Tuesday, August 5, 2008

James Cook's journals might put the kybosh on AGW belief

Or not.

METICULOUSLY kept logbooks of Captain James Cook's Endeavour are to be analysed by researchers studying modern climate change.

Thousands of Royal Navy records that have survived from the 17th century, ranging from Nelson's Victory and the Endeavour down to the humblest frigate, have emerged as one of the world's best sources for long-term weather data.

The discovery has been made by a group of British academics and Meteorological Office scientists who were seeking new ways to plot historic changes in the climate.

"This is a treasure trove," said Sam Willis, a maritime historian and author who is affiliated with Exeter University's Centre for Maritime Historical Studies.

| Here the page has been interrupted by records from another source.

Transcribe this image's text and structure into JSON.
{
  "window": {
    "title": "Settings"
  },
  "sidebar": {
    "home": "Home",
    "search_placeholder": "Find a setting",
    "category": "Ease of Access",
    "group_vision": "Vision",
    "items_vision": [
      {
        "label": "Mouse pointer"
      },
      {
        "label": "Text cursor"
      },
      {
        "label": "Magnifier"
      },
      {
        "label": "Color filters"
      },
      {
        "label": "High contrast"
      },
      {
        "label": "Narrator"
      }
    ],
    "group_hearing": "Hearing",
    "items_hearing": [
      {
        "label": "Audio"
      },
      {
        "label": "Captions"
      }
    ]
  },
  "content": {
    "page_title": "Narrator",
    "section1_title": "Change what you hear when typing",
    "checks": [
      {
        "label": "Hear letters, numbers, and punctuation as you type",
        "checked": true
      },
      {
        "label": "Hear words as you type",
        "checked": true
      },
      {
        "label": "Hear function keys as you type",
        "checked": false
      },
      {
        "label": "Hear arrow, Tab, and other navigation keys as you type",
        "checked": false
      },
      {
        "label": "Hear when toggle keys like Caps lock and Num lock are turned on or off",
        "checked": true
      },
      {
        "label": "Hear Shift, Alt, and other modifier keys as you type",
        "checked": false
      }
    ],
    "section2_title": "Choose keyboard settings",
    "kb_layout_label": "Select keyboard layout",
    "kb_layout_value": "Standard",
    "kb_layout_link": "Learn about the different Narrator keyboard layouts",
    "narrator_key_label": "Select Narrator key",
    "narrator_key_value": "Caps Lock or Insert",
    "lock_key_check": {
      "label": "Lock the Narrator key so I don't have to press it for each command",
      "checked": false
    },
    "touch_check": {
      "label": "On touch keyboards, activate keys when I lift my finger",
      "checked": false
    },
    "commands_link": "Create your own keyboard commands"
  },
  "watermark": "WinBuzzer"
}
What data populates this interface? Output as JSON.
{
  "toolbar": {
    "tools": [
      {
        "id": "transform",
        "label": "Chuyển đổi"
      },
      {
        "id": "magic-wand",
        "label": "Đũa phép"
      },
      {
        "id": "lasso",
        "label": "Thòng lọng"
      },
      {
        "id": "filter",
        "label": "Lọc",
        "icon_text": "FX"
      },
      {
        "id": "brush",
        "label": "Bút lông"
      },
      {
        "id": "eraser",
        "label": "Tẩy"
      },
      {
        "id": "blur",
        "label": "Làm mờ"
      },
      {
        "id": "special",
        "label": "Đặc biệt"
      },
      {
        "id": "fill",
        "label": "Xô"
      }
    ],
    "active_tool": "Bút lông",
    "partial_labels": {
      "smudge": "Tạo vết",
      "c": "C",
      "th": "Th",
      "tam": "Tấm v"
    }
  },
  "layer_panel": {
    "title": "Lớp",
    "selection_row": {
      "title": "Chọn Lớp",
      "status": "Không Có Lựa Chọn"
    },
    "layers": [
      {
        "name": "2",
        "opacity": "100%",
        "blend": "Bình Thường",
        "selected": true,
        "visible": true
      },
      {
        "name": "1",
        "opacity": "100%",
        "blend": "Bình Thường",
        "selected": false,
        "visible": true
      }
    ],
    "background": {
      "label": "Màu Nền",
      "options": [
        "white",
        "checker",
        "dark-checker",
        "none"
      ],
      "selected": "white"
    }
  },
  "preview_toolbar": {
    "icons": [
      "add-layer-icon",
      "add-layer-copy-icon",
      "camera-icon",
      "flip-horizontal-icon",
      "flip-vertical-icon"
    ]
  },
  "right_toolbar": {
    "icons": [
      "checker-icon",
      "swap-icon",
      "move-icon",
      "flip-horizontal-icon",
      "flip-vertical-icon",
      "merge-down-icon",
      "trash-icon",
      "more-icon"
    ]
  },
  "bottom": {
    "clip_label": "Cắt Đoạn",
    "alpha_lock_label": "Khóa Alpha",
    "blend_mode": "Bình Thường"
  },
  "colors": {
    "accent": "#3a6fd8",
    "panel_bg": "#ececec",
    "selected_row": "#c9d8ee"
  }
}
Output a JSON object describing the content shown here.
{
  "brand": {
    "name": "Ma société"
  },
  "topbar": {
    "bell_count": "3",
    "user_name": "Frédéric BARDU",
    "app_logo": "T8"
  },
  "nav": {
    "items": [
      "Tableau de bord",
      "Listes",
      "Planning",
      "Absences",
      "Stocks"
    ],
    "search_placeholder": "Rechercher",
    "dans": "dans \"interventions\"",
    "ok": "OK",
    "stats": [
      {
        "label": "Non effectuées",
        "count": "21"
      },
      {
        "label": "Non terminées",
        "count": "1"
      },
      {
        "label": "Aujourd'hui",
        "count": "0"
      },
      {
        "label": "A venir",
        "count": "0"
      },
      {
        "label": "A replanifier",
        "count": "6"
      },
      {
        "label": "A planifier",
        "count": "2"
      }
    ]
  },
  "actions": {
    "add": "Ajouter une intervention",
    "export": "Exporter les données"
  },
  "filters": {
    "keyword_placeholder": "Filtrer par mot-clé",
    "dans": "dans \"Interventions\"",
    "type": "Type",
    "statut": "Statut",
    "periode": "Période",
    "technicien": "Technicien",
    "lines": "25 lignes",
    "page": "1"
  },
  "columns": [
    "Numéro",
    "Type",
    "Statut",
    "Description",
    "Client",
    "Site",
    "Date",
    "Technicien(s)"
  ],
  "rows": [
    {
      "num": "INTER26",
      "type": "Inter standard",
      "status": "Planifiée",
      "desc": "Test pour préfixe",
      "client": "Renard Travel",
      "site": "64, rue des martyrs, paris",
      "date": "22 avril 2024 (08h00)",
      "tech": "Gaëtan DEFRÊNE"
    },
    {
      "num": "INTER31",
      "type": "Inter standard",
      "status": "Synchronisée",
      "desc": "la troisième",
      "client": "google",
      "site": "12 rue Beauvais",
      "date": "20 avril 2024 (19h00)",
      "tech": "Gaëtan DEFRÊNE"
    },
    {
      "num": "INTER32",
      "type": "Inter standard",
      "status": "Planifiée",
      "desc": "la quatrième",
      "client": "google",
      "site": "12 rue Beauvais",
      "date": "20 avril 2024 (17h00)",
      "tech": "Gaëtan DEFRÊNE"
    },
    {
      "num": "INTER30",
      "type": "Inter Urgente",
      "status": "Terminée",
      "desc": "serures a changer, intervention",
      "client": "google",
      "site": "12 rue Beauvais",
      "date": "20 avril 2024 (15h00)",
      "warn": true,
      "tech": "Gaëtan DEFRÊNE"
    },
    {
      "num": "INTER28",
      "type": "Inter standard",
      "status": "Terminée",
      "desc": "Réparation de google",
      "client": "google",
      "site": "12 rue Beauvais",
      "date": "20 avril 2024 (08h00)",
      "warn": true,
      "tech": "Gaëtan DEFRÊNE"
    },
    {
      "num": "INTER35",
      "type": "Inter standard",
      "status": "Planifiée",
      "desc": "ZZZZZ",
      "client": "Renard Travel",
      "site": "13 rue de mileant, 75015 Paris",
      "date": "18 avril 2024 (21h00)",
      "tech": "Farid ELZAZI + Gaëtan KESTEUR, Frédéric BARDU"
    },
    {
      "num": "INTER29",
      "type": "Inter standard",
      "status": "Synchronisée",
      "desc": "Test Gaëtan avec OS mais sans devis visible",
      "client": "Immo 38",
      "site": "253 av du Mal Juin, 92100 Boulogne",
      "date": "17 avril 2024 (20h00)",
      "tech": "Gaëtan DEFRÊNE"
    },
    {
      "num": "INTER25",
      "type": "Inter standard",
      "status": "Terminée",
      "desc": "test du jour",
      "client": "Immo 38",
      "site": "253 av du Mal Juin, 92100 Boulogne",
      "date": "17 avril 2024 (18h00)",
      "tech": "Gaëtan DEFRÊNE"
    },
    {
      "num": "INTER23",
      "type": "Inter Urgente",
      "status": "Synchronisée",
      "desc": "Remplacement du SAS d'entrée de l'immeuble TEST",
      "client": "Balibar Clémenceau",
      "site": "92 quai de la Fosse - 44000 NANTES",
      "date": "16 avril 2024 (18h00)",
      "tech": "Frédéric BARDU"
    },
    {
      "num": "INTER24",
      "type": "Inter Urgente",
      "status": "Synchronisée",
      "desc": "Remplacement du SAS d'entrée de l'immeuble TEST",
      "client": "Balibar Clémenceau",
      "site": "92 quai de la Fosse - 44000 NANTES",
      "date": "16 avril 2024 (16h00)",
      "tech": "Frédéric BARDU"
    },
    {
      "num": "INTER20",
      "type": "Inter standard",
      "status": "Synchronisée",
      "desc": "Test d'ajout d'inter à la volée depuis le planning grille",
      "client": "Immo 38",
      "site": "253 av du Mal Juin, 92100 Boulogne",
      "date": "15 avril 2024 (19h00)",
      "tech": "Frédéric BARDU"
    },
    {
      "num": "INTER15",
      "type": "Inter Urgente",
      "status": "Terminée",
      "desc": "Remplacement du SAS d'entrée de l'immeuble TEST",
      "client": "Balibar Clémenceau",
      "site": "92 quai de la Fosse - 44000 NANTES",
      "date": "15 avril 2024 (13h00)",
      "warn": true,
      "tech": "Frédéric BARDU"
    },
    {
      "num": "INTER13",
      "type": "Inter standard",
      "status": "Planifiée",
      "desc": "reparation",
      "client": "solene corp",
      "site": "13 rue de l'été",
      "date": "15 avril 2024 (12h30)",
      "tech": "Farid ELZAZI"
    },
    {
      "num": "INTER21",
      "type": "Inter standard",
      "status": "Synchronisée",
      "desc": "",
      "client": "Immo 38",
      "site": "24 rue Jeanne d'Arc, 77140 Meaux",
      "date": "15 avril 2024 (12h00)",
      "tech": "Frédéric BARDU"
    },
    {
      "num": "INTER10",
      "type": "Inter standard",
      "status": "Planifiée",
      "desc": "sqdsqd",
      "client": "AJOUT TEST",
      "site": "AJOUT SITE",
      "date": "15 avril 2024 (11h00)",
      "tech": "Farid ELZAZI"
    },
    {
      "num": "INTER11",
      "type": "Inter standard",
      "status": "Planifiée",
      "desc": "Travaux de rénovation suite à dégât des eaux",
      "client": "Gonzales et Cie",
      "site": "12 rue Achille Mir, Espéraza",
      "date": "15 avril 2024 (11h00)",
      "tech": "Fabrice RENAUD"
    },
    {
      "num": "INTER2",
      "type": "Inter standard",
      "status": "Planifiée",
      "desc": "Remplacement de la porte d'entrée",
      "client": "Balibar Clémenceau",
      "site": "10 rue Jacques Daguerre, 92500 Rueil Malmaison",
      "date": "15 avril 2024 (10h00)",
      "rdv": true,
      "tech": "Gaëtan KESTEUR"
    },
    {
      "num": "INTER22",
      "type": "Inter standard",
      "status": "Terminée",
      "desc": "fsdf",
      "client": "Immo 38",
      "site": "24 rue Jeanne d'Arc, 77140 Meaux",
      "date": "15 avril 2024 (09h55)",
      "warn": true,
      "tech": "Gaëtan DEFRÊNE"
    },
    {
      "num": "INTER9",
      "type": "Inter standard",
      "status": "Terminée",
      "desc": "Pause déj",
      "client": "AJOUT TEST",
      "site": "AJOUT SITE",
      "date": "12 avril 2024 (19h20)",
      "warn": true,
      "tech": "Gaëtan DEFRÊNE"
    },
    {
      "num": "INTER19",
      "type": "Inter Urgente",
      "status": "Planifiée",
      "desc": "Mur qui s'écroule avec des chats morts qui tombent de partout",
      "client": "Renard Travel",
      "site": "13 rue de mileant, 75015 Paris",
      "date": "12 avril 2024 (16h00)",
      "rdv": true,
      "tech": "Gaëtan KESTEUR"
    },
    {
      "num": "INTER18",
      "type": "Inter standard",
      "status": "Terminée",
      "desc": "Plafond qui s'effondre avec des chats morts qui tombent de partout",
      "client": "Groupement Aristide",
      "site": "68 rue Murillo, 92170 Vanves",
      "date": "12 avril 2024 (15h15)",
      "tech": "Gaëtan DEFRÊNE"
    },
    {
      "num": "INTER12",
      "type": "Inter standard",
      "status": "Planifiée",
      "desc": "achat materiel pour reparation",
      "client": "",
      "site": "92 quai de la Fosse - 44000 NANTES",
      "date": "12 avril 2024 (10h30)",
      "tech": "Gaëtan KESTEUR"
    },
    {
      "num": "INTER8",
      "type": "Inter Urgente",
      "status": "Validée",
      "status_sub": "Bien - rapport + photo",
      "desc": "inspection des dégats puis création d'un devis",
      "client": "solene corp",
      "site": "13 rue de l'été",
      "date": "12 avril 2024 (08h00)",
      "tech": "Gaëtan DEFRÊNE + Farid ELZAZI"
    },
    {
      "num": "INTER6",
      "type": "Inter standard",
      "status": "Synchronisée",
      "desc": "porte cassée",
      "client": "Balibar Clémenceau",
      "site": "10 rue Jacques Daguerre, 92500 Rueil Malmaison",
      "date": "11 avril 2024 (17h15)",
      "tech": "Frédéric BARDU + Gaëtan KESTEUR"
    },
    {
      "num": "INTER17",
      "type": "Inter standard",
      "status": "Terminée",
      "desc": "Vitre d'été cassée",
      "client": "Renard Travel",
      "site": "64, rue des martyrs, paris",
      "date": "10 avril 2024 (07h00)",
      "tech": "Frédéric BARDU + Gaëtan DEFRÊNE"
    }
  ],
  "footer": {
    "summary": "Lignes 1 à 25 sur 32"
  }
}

"Ships' officers recorded air pressure, wind strength, air and sea temperature, and other weather conditions," Dr Willis said. "From those records scientists can build a detailed picture of past weather and climate."

I think you can buy extracts from the journals from the Australian National Library. Have a look here.


Peter Pan said...

The crocodile ate the Captain’s homework as he returned from building an empire. So what did he do? He fudged the results to make our Enchanted Planet appear to be fraught with storms, delirium and mermaids.

Faith, trust and pixie dust! You’re a flat-earth denialist, Hook!

Pass me my sword, Tink…

This is Never Land and I’ll never grow up!

Zardoz said...

The Hawaiians killed off Captain Cook, an early “denier”, back in 1779 in an attempt to silence the foes of AGW. Even today the site of the Captain Cook Monument, on Kealakekua Bay on the Big Island of Hawaii, is maintained by the Royal Navy in an attempt to keep the nosy seppos at a safe distance.

The truth is out there.

kae said...

Hey Zardoz, I've been to that memorial!

I hadn't realised the deep conspiratorial meaning in it in September/October 1991 when I was in Hawaii.

kae said...

Peter Pan, it's COOK, dear. COOK, not Hook.

And yes, I think he's a denialist, before it became unfashionable.